Each line of the data holding "date" should be found and copied.

Items from a data source
=====
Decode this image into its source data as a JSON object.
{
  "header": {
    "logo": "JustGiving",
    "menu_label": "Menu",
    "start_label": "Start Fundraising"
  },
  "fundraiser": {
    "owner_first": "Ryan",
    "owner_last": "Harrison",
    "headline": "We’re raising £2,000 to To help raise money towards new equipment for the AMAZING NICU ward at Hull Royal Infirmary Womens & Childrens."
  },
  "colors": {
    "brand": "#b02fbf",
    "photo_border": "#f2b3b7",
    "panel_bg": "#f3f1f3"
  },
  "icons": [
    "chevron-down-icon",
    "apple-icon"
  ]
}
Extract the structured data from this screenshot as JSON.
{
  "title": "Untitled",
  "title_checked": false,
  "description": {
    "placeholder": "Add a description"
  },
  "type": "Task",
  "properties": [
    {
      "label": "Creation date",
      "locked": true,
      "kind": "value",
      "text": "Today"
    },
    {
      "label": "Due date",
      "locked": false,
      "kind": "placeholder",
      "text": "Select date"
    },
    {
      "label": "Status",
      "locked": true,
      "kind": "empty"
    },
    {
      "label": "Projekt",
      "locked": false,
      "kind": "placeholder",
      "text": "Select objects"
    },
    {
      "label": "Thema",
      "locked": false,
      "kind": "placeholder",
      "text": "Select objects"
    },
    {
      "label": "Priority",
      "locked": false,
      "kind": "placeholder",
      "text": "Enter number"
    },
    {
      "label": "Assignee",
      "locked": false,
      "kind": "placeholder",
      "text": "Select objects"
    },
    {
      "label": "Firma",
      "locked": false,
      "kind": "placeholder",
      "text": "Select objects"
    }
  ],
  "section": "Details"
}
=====
▸ RESPONSE TO THIS TASK:
      "label": "Creation date",
      "label": "Due date",
      "text": "Select date"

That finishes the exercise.